Recorded data

━━━━━━━━━━━━━━━━━━━━

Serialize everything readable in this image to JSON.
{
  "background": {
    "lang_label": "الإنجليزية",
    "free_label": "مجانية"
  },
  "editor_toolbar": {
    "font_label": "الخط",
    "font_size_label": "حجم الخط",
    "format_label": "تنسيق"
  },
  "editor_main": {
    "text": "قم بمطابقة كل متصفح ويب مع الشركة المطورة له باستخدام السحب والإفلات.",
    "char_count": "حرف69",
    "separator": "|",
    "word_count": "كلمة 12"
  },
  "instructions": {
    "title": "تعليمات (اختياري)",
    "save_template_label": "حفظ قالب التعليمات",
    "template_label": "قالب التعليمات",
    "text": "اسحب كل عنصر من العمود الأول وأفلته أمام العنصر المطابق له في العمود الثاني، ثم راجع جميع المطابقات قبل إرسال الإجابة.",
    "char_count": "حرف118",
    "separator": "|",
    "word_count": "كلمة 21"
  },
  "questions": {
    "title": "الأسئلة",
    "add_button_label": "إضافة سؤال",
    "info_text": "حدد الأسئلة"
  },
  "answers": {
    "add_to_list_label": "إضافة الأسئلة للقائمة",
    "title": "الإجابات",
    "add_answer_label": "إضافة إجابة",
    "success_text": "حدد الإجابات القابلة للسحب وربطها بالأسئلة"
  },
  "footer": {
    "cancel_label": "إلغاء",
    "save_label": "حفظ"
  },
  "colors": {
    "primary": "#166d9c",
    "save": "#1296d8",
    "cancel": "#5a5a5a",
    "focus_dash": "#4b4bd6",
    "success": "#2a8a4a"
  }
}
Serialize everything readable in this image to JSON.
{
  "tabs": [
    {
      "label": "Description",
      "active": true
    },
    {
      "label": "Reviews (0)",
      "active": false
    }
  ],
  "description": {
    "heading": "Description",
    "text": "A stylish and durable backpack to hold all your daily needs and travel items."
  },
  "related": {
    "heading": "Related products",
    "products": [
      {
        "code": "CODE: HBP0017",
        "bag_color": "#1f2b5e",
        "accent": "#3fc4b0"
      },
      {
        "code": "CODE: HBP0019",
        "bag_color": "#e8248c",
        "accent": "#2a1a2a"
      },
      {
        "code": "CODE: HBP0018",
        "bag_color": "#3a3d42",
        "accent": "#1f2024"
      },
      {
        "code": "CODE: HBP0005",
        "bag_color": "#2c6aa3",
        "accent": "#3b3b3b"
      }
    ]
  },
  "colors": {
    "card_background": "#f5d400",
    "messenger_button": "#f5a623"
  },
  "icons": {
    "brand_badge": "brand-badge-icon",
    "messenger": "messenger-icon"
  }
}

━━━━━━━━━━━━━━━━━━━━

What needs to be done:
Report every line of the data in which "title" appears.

Exercise output:
    "title": "تعليمات (اختياري)",
    "title": "الأسئلة",
    "title": "الإجابات",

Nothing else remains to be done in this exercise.